Researchers have identified a critical new step in how brain cells function in people with one of the most common forms of epilepsy. This could lead to new treatment approaches for people with drug-resistant epilepsy.
The study was led by researchers at FutureNeuro, the SFI Research Centre for Chronic and Rare Neurological Diseases, hosted by RCSI University of Medicine and Health Sciences with colleagues at Severo Ochoa-Centre for Molecular Biology (CBMSO) of Madrid and Institute for Research in Biomedicine (IRB) of Barcelona. The research is published in the current issue of Brain.
Changes in gene activity are known to be important in the development of epilepsy. Normally, a molecule called messenger RNA is produced when a gene is active. This becomes the template for the production of the proteins that brain cells use to function. A critical step is the addition of a short sequence called a poly(A) tail. This has never been studied before in epilepsy. The team discovered that this tailing process (polyadenylation) is dramatically altered for about one third of the genes of someone with epilepsy, changing protein production in the brain.
“Our discovery adds another piece to the puzzle to help us understand why gene activity is different in someone with epilepsy,” said Dr Tobias Engel, FutureNeuro Investigator and Senior Lecturer in the School of Physiology and Medical Physics at RCSI. “It is remarkable that so many active genes in the brain show a change in this polyadenylation process. We believe that this could ultimately lead us to new targeted treatments, allowing us to investigate if we could stop a person from developing epilepsy.”

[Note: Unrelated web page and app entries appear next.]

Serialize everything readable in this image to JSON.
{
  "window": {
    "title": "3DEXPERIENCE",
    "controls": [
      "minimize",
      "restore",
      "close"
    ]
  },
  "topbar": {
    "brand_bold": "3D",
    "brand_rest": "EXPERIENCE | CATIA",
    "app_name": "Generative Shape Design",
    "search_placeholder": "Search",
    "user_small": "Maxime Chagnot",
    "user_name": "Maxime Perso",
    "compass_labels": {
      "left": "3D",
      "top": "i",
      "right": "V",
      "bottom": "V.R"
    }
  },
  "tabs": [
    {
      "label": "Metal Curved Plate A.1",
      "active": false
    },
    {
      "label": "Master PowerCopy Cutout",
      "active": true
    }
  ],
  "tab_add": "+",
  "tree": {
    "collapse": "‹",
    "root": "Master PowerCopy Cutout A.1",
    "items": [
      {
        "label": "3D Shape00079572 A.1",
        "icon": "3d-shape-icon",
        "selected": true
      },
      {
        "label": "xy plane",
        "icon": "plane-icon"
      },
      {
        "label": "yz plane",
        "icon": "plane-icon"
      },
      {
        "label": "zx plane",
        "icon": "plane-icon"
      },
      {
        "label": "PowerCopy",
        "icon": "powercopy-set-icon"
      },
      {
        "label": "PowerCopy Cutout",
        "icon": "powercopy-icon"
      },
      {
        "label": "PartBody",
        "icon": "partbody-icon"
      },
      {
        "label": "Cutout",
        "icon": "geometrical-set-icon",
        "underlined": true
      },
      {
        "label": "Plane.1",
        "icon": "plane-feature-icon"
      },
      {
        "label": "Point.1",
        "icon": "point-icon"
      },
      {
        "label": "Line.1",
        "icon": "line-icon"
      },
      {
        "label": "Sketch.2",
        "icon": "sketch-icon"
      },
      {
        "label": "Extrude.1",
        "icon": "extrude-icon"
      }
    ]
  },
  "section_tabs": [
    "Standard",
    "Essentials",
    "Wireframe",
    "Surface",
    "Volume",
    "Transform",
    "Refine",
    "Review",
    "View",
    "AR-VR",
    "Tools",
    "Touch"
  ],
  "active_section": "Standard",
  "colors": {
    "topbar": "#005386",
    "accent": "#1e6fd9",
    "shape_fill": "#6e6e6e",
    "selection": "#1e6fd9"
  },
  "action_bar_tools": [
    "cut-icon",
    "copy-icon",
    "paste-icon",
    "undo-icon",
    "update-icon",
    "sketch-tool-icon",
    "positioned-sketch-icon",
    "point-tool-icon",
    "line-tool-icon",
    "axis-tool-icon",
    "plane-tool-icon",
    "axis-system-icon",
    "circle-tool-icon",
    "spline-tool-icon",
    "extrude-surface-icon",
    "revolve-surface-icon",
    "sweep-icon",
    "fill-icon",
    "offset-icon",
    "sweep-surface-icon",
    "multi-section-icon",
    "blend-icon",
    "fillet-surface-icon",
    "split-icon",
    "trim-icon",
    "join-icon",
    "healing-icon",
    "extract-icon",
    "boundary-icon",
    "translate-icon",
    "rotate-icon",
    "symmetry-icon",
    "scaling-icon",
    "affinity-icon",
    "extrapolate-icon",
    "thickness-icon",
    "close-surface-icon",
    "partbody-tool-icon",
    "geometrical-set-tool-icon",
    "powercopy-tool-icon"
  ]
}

Epilepsy is one of the most common chronic brain diseases, affecting over 65 million people worldwide. While current drug treatments are usually effective in suppressing seizures, they do not work in one third of people with epilepsy and have no effect on the underlying causes of the disease.
“Regulated poly(A) tailing of messenger RNAs is a step in gene expression regulation barely explored in brain diseases, and our study should foster its investigation in other brain conditions in which gene expression alteration is suspected,” said Dr José Lucas, Research Professor at Severo Ochoa-Centre for Molecular Biology of Madrid.
Professor David Henshall, Director of FutureNeuro and Professor of Physiology in the School of Physiology and Medical Physics at RCSI, said, “Our aim in FutureNeuro is to provide faster diagnostics, precision therapeutics and eHealth enabled solutions for those with chronic and rare neurological diseases. This research is a great example of how understanding basic mechanisms of a disease can guide us to new targets for treatment.”
This research was co-funded by the Health Research Board, H2020 Marie Skłodowska-Curie Actions Individual Fellowship and from the European Union’s Horizon 2020 research and innovation programme under the Marie Sklodowska-Curie grant agreement.